Kris Polly: What are other top issues for the district?
Aaron Dalling: Something we’re always working on, and that has been an issue ever since the failure of the Teton Dam, is managing irrigation on the Teton River. It seems to have become an even bigger challenge over the past few years. The upper waters of the Teton River are just across the mountain from Jackson Hole, Wyoming, and the town has started to sprawl into the Teton Valley on the Idaho side. Historically, a lot of that area was flood irrigated. The farmers there had junior water rights, but they would flood irrigate during high water in the spring.
That water would recharge the aquifer and slowly make its way back to the river late in the summer. A lot of that ground has now been developed and is no longer irrigated, so the water comes down the river in the spring and we don’t see it again. When late summer comes, that water is long gone, so the late summer flows in the Teton have diminished. The only means we have to deliver storage water to the Teton River is through the Cross-Cut Canal. It delivers water from the Henrys Fork and can be used to pull storage water from Island Park Reservoir and Grassy Lake Reservoir and send it to the Teton River, but it hasn’t always been adequate over the last several years. One of our biggest ongoing issues is trying to figure out a way to better manage the Teton River.
Kris Polly: Tell us about the Marysville pipeline being installed in your area.
Aaron Dalling: The Marysville Canal Company has been installing gravity-pressured pipelines for several years to replace earthen canals. There are 5 phases to the project: 3 have been installed and the 4th phase is going in now and should be done by June 1. There will be one more after that. To date, they have installed over 30 miles of pipeline. This 4th phase will include close to 20 additional miles of pipeline. The pipelines range from 54 inches in diameter down to 4 inches at the end. The total cost of the 4th phase is about $11 million. Marysville Canal Company partnered with the Natural Resources Conservation Service and obtained some funding for the project through them. For the remaining portion, they have obtained a loan through the Idaho Water Resource Board, which they will repay over time.

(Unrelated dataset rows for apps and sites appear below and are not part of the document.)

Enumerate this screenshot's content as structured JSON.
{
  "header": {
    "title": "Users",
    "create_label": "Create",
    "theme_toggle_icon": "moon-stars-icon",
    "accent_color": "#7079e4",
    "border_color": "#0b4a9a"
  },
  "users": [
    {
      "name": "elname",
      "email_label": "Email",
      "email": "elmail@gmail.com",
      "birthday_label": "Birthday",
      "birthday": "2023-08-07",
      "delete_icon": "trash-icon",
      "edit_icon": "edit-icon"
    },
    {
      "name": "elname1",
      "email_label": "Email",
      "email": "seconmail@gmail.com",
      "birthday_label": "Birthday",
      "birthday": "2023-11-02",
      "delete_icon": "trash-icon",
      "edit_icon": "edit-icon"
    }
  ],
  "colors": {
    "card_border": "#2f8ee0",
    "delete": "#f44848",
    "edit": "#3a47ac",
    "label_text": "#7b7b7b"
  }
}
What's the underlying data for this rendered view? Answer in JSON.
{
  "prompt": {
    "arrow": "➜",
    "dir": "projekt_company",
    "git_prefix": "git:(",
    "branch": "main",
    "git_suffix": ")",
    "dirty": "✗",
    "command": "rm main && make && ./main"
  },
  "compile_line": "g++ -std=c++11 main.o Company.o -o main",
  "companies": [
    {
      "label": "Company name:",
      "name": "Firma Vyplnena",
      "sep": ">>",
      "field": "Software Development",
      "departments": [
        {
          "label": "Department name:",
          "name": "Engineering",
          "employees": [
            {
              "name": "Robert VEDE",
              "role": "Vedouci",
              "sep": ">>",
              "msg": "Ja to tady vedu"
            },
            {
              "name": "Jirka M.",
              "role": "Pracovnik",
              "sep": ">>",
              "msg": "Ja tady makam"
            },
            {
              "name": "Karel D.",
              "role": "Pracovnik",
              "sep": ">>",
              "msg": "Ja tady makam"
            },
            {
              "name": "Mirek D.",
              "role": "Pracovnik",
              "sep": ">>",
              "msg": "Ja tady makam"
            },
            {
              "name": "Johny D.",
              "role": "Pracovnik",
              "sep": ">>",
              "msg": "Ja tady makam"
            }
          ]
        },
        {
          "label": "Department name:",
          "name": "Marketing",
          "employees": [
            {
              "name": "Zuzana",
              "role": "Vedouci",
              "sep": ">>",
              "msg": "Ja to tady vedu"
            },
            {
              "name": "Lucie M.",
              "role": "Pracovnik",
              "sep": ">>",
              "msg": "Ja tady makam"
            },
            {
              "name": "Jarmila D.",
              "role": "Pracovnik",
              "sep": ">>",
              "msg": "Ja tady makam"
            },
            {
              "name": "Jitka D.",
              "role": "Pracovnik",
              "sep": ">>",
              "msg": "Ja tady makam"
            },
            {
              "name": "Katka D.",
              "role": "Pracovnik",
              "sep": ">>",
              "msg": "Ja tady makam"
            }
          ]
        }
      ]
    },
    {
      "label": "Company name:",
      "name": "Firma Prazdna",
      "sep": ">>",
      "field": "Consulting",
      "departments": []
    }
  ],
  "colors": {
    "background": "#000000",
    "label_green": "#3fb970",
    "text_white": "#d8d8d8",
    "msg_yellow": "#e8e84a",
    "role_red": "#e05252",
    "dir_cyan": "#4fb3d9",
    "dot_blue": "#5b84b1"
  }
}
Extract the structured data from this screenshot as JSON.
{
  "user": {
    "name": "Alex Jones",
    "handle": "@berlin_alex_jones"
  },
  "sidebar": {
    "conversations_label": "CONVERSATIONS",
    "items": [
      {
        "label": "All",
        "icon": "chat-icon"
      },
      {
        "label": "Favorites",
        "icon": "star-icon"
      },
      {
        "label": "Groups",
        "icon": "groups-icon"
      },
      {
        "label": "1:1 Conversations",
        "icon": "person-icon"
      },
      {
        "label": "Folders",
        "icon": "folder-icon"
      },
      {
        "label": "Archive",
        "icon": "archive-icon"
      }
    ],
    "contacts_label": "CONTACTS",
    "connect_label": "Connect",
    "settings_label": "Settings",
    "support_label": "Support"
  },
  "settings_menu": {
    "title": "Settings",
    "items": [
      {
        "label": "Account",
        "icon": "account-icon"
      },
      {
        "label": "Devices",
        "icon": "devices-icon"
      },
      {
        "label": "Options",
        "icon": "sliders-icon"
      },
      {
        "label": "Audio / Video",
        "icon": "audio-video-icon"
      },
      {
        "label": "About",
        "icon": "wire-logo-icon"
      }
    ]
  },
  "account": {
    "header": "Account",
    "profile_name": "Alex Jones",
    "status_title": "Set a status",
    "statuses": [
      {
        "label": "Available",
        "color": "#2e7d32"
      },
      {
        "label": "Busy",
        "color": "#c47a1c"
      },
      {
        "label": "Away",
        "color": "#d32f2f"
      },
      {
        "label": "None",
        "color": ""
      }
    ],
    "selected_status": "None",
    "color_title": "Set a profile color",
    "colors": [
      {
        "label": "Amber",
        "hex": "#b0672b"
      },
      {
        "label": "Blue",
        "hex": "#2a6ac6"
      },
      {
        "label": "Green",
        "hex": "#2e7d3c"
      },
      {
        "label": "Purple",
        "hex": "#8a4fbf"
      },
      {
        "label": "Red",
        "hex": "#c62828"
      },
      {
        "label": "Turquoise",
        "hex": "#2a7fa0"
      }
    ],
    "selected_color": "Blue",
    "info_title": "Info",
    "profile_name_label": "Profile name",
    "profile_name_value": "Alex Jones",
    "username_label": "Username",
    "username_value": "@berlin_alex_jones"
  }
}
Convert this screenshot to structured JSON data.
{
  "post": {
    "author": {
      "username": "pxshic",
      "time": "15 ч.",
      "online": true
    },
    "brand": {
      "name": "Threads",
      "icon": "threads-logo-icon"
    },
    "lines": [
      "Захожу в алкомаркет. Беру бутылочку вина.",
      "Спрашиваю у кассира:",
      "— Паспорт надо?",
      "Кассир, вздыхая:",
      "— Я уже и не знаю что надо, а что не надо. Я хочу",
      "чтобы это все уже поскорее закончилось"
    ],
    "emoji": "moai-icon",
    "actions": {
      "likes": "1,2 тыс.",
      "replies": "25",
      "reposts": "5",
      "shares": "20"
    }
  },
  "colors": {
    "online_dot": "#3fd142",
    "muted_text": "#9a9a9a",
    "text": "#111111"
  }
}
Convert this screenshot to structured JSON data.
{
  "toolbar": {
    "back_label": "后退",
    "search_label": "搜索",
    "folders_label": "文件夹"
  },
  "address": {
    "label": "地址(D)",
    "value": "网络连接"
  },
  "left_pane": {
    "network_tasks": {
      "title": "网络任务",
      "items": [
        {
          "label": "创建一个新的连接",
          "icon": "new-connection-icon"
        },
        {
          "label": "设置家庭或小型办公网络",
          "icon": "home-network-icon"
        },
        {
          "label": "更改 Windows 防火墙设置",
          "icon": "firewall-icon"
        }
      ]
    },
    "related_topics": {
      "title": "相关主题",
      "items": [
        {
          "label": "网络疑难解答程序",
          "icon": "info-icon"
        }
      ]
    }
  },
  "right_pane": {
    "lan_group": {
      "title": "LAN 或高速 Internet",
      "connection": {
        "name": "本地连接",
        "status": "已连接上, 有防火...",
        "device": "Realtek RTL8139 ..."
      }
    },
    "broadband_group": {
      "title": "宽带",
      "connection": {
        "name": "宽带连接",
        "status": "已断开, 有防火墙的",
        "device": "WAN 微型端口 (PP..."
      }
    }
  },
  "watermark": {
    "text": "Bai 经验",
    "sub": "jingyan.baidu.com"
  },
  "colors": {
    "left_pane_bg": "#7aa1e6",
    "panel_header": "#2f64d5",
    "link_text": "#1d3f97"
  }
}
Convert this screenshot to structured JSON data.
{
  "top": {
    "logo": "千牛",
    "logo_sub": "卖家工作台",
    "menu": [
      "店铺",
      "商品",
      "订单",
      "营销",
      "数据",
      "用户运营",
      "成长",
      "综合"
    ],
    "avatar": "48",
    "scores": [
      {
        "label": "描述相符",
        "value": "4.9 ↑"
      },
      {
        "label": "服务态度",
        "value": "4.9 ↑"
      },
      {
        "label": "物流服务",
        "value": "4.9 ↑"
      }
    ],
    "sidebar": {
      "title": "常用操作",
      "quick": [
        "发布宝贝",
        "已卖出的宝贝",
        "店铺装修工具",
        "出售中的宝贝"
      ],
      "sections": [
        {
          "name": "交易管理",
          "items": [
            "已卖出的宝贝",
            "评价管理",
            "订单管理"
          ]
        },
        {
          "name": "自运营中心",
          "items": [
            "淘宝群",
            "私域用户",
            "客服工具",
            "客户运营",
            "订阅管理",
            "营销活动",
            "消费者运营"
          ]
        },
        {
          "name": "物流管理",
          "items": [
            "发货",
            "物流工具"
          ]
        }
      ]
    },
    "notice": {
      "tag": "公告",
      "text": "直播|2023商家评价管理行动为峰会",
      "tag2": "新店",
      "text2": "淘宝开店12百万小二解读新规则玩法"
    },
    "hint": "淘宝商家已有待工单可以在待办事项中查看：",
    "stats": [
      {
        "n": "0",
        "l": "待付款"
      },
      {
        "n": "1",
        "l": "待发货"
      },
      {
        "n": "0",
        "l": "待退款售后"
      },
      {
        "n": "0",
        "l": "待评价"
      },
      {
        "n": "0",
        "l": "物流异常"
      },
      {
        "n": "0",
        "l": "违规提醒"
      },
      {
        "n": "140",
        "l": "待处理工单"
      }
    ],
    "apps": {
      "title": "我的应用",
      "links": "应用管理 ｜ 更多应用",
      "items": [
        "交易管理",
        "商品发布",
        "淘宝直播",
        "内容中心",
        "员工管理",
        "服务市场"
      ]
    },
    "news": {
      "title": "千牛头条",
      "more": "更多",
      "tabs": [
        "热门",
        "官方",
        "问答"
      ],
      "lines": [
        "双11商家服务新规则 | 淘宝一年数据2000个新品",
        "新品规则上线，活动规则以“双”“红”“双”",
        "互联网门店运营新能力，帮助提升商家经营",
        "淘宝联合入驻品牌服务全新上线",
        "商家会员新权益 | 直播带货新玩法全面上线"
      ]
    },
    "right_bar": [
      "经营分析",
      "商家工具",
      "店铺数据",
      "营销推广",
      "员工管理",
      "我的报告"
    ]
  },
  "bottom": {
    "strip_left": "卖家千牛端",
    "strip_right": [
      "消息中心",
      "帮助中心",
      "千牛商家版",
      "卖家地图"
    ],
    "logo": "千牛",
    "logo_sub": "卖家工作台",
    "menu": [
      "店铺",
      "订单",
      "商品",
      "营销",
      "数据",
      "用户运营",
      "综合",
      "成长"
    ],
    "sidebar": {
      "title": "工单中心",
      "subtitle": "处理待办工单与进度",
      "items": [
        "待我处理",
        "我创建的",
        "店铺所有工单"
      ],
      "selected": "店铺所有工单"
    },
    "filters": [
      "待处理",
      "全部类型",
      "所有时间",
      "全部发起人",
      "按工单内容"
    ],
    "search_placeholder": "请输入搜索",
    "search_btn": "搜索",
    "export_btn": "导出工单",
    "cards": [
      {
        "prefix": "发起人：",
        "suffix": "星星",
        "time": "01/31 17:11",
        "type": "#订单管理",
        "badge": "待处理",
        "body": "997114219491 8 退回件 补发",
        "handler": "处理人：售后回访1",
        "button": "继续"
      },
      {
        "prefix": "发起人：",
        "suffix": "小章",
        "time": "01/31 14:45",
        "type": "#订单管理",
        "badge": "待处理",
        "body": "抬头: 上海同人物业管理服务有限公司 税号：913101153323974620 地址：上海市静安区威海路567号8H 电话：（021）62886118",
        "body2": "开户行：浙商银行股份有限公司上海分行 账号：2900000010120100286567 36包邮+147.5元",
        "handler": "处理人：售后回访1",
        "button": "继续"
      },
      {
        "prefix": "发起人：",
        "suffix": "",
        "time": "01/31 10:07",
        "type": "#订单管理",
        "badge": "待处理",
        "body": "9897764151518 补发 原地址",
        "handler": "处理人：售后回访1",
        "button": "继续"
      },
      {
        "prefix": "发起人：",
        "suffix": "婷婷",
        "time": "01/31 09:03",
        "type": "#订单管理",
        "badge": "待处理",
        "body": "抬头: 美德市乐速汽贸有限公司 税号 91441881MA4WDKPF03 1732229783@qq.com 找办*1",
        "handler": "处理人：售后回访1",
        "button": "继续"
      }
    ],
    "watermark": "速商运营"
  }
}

The overall purpose of the pipeline is to conserve water in a leaky system and to save energy by eliminating several pumps. The whole area is underlain with basalt rock, which comes right up to the surface and contains a lot of fractures. Marysville Canal loses a lot of water as a result. This will really help.
Kris Polly: As a relatively new manager, what has been the most helpful thing you have learned?
Aaron Dalling: One thing I learned from Dale Swensen was to pay attention to the little things. There are so many things coming at you that it’s easy to miss the little things. If you can pay close attention to them, it will help you anticipate what might be coming next.